Northeastern student Nolan Tesis was one of only six students nationwide to be named a 2016 Arcus Fellow at the California Institute of Integral Studies. The national fellowship, which was created last year to amplify LGBTQ leadership initiatives, serves to support students who are passionate about bolstering programming and visibility for LGBTQ communities at their universities.
Tesis, SSH’17, is dedicated to that mission.
“For me, what they wanted really resonated with my experiences,” he said.
Growing up in Boston, Tesis has always been surrounded by “a diverse group of students,” he said. And more recently, getting involved in community outreach and social justice organizations, including the House and Ballroom Scene, has underscored for him the plight of marginalized communities even within that diverse population.
Before he had studied it, Tesis felt a need for deeper intersectionality among organizations that serve specific communities. Then he took two courses on gender studies, feminism, and intersectionality, both of them taught by Moya Bailey, assistant professor in the College of Social Sciences and Humanities and a scholar of race, feminist, and disability studies.
“That allowed me to take my lived experiences and apply them in an academic way,” Tesis said of the courses’ value.
Soon, he was inspired to apply for the fellowship with Bailey’s help as his official home campus mentor. (Fellowship winners are also paired with a mentor from the California Institute of Integral Studies).
“It wasn’t a surprise to me that he was selected,” Bailey said, smiling. “Nolan took the conversations from our class and is putting them into practice by creating a network that’s intersectional.”
At Northeastern, Tesis sees an array of resources for students of various backgrounds and communities and understands the importance of connecting those resources with one another.
“I think we have a visible LGBT community through NU Pride, but I wanted to develop a program where we could use a few different student resource offices—such as the LGBTQA Resource Center, the John D. O’Bryant African American Institute, the Office of Institutional Diversity and Inclusion, the Women’s, Gender, and Sexuality Studies Program—and collaborate and use intersectionality as a core of our programming,” he said. “If we collaborate and work together, we can better suit the needs of students at the margins of each of those groups.”
I want to create an infrastructure, a network that may not have existed before. I want to start a cultural revolution, to find a platform to change lives.
—Nolan Tesis, SSH’17, Arcus Fellowship recipient
His work to that end is already underway, with the organization of a Transgender Day of Remembrance ceremony on Saturday.
The ceremony, furnished with part of the $4,700 awarded in grant funds from the fellowship, will be hosted in partnership with the LGBTQA Resource Center and feature a panel discussion to reflect on the memory of lives lost to anti-transgender violence.

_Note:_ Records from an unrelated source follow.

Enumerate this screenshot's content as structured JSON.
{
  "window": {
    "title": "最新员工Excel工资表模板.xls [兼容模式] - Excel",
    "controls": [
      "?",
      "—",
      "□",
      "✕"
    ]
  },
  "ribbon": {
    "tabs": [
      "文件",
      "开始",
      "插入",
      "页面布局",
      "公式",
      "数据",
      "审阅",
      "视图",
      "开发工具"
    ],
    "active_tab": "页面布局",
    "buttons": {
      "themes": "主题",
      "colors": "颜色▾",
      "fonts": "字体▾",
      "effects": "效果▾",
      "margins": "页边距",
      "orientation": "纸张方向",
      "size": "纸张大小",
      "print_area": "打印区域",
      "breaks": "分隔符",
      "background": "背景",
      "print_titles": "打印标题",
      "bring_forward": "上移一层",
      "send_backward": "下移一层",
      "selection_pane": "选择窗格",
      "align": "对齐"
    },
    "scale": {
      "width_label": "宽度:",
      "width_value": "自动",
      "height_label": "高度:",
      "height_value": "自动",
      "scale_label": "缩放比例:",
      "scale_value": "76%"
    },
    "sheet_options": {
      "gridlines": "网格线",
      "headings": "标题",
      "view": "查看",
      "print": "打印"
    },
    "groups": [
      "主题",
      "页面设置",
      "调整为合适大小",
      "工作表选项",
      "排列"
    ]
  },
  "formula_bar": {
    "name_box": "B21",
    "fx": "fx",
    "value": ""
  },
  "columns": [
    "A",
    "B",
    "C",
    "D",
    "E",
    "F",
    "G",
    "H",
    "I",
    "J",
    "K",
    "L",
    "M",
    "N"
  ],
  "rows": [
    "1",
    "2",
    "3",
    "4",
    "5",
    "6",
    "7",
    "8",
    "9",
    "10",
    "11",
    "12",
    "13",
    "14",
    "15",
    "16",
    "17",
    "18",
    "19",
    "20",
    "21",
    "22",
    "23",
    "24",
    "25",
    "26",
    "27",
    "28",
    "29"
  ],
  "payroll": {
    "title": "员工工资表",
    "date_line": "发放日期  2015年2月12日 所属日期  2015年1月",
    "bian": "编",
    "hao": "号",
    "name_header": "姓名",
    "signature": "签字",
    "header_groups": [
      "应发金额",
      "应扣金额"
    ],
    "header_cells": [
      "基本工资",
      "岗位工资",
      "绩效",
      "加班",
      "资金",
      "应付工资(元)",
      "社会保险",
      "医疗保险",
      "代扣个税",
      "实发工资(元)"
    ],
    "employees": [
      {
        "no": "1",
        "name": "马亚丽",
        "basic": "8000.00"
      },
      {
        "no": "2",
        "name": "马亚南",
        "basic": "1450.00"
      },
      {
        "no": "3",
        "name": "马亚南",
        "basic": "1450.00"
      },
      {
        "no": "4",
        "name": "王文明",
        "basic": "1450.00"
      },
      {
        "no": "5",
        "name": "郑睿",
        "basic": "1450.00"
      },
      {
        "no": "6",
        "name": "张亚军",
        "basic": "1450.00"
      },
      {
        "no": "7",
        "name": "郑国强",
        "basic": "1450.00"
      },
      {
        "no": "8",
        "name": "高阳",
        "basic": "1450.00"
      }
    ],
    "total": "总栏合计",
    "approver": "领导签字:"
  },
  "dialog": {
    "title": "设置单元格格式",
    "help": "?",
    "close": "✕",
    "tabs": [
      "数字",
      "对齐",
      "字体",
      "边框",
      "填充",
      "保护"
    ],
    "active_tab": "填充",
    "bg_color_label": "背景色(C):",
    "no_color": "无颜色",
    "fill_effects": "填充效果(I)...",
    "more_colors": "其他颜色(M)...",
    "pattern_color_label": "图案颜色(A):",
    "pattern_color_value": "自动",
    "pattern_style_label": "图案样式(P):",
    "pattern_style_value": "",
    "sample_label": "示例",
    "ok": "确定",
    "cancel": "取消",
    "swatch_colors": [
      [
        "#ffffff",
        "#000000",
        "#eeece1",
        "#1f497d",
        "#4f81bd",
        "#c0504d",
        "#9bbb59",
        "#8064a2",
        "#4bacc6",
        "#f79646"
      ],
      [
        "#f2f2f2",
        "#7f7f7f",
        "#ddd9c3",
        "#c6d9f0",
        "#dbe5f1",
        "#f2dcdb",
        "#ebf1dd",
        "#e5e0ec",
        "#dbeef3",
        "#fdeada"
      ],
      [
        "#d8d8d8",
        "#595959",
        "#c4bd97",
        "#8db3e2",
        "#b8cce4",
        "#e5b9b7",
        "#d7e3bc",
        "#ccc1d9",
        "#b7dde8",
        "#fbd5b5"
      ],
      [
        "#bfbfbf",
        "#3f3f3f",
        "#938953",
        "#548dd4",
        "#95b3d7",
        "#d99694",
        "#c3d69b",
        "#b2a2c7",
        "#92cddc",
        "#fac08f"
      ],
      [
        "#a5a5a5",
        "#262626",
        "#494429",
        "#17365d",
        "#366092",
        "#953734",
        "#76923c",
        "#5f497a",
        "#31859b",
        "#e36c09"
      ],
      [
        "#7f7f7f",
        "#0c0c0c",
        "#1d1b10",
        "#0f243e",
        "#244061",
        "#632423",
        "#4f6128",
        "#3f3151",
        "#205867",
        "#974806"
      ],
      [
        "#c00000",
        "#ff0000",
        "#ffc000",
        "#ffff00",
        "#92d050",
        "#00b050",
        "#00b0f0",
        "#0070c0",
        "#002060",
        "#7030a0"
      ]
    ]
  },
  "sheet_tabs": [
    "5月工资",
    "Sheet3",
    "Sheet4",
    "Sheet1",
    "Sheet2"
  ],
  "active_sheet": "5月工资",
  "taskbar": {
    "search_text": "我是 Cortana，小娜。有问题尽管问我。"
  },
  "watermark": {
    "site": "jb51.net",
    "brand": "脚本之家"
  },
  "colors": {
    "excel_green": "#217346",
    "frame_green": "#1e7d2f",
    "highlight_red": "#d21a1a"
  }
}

Transgender advocates and activists Jahaira DeAlto, Jonovia Chase, Tiq Milan, and Gia Love will constitute the panel.
The event will be held at 2 p.m. in the John D. O’Bryant African American Institute Cabral Center.
It’s open to the public, something that was important to Tesis in order to further connect the university community with the greater Boston community.
“I’m so proud of the fact that this is going to be a mixed crowd,” he said. “It shows me that the interest and the demand is there.” It’s also inspiration, Tesis said, to continue his work through the fellowship.
“I want to create an infrastructure, a network that may not have existed before,” he said. “I want to start a cultural revolution, to find a platform to change lives.”